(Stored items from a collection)
• • • • •

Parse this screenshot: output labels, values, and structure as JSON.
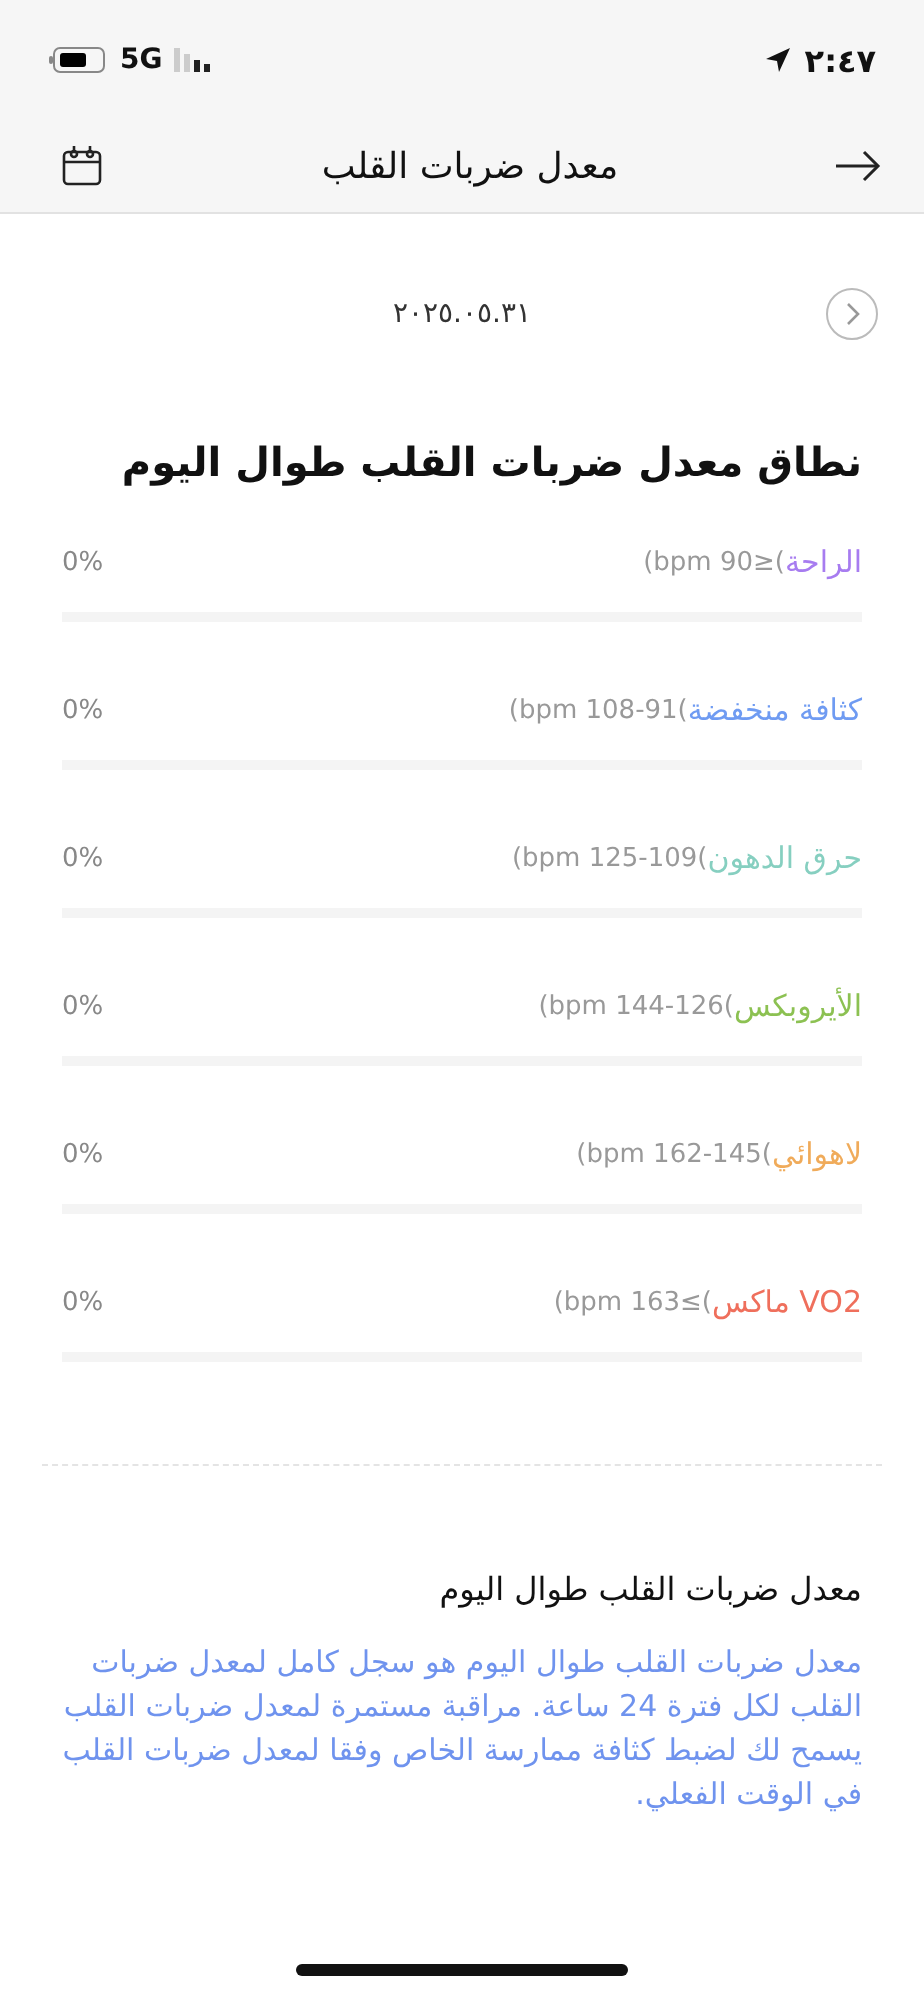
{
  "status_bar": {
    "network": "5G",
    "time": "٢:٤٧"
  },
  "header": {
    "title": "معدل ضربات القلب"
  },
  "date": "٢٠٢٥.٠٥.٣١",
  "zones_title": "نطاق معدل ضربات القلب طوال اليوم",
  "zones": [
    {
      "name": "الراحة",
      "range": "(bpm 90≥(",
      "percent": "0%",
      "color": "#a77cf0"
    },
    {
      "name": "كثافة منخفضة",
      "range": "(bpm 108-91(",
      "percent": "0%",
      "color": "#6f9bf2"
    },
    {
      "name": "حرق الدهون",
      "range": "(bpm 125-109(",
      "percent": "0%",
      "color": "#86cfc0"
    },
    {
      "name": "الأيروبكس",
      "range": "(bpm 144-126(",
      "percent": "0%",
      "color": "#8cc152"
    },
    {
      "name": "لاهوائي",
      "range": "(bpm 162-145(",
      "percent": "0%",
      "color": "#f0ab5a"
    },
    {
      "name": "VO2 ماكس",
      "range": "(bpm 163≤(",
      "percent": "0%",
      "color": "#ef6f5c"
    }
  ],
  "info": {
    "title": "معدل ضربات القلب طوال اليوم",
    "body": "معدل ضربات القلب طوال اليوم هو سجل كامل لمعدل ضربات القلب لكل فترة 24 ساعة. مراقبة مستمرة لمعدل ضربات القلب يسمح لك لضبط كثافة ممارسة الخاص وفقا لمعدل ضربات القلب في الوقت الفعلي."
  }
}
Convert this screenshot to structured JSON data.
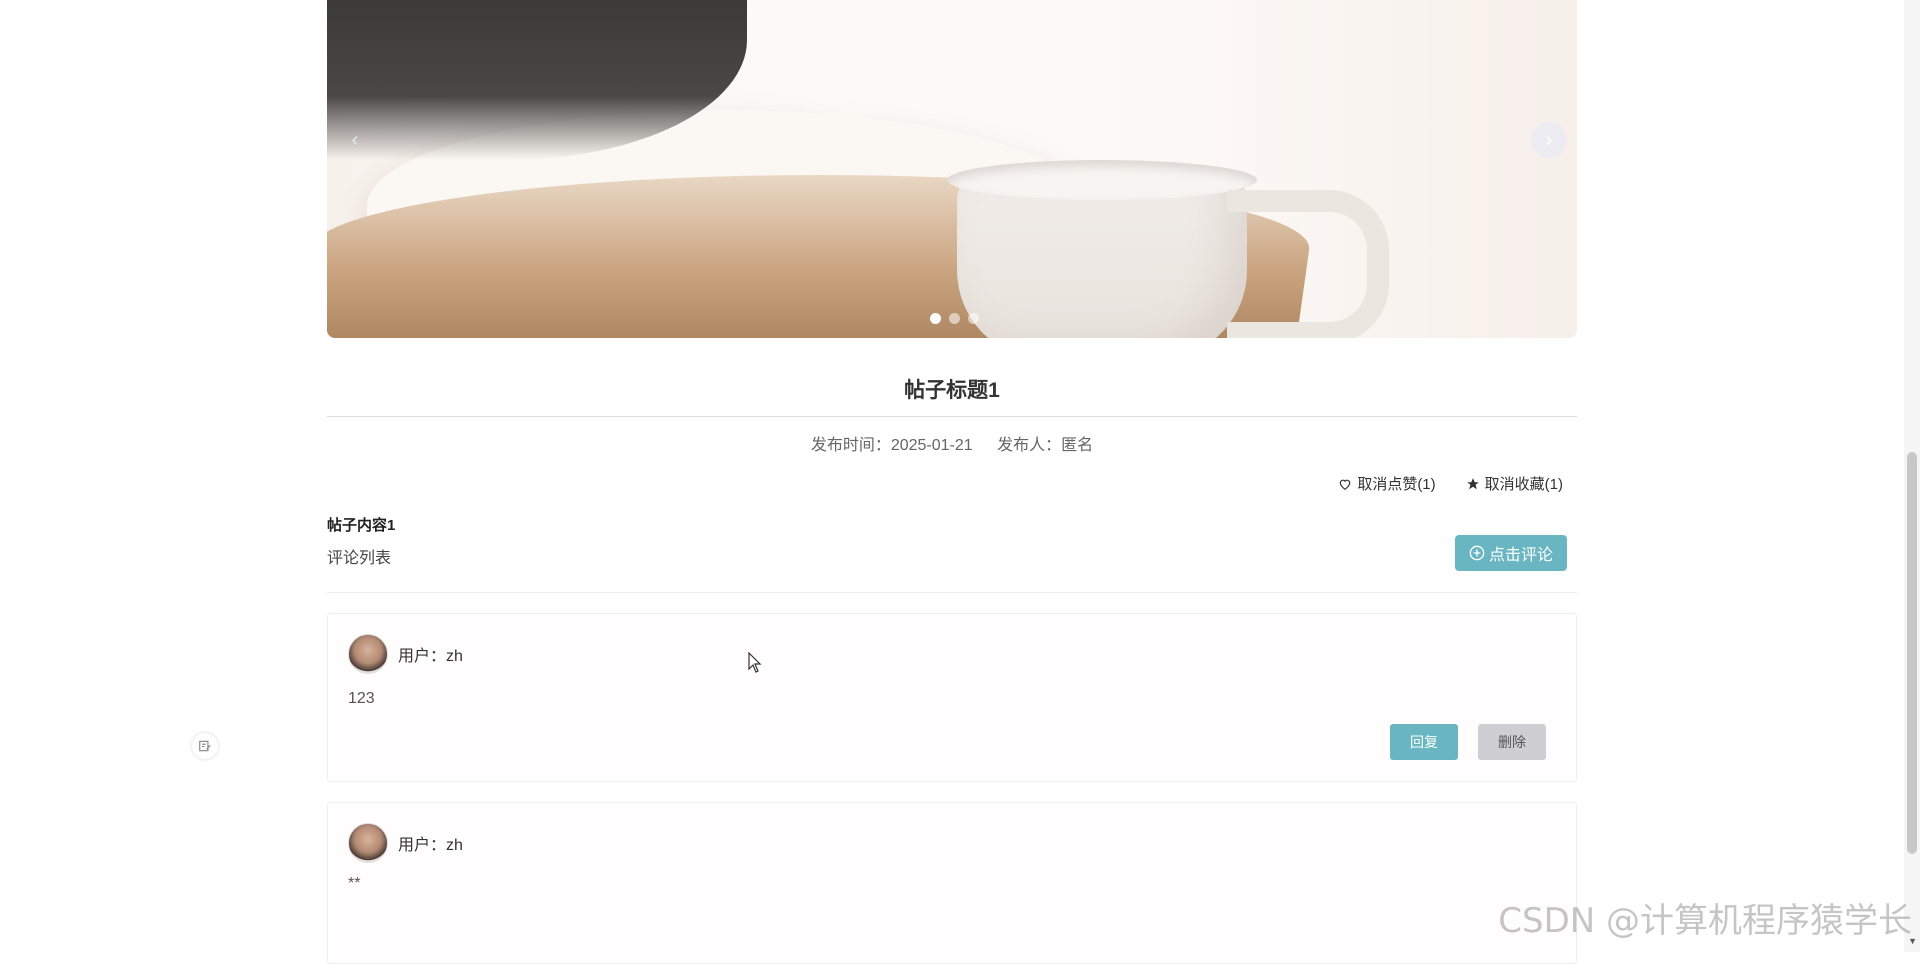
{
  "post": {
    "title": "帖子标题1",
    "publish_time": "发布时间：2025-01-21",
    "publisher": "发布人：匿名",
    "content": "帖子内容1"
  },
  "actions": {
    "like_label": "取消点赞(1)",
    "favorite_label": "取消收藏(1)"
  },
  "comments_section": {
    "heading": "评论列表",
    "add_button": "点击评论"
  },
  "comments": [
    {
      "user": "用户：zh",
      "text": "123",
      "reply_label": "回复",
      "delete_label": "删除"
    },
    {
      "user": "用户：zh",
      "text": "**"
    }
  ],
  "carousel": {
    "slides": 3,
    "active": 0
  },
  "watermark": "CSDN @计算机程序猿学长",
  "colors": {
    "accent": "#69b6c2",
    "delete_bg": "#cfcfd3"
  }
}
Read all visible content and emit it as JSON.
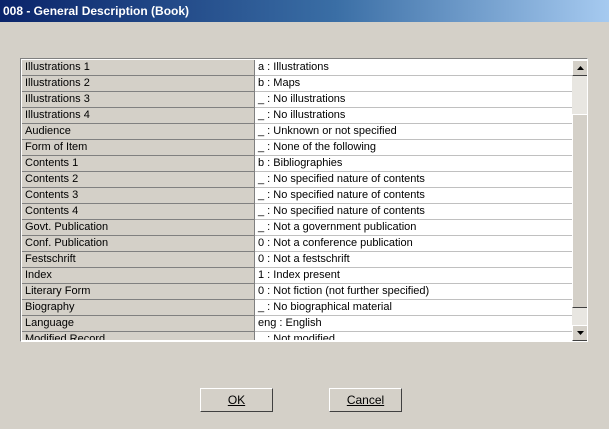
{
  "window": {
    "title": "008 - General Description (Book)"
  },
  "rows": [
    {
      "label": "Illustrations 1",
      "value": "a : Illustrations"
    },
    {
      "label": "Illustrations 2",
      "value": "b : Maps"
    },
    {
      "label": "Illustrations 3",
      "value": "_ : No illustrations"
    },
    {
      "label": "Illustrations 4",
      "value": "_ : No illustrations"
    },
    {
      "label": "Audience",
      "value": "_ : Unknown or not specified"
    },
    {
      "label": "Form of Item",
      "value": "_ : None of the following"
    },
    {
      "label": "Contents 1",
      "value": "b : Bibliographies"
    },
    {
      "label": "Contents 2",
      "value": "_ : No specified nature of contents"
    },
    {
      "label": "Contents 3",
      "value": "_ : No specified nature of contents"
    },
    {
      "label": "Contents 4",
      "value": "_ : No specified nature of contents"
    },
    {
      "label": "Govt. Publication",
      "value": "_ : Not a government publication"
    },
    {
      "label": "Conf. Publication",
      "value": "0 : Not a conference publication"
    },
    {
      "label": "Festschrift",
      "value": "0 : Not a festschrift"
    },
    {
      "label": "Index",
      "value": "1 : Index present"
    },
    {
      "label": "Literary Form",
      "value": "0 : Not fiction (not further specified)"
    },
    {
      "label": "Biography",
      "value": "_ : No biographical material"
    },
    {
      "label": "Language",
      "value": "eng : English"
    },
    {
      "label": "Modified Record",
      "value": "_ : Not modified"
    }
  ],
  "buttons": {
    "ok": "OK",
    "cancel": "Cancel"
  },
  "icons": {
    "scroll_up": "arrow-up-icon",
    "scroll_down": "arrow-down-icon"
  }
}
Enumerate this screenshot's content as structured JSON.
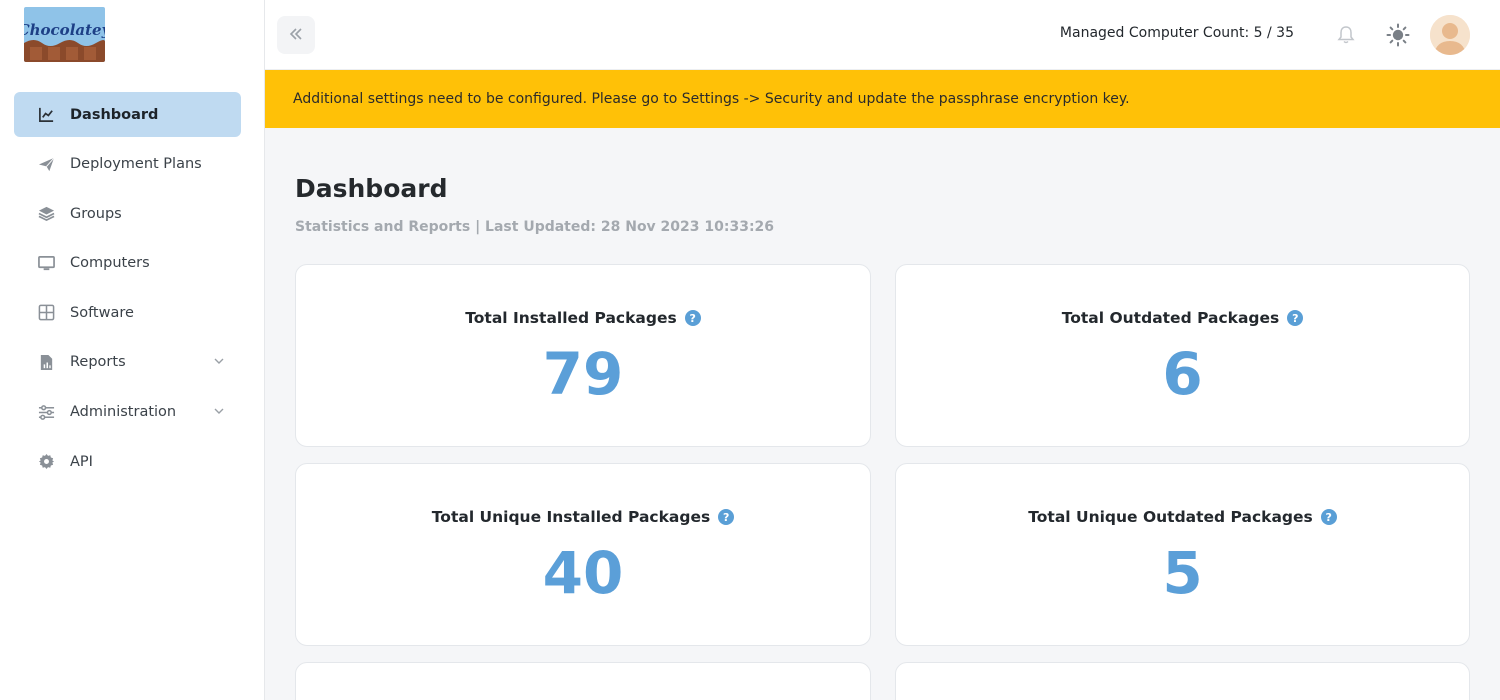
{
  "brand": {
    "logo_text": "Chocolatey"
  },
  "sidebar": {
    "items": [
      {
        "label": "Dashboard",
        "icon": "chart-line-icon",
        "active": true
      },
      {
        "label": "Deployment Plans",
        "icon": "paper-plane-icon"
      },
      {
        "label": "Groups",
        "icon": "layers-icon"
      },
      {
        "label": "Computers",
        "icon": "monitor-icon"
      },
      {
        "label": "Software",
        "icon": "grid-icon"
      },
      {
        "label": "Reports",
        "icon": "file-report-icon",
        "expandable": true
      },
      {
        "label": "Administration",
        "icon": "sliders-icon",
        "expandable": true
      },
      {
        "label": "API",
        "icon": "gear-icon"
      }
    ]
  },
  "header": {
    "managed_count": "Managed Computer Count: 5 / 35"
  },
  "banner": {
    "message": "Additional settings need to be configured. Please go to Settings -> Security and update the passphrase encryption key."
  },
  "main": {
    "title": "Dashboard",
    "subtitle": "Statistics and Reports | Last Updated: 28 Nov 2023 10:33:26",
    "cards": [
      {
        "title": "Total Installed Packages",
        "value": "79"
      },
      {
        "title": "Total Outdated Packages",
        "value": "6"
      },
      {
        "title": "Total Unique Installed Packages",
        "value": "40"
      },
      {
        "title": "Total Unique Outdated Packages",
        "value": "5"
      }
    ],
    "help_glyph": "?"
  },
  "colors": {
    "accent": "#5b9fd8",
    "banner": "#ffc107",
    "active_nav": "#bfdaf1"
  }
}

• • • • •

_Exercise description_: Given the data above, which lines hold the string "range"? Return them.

_Response box_:
      "range": "(bpm 90≥(",
      "range": "(bpm 108-91(",
      "range": "(bpm 125-109(",
      "range": "(bpm 144-126(",
      "range": "(bpm 162-145(",
      "range": "(bpm 163≤(",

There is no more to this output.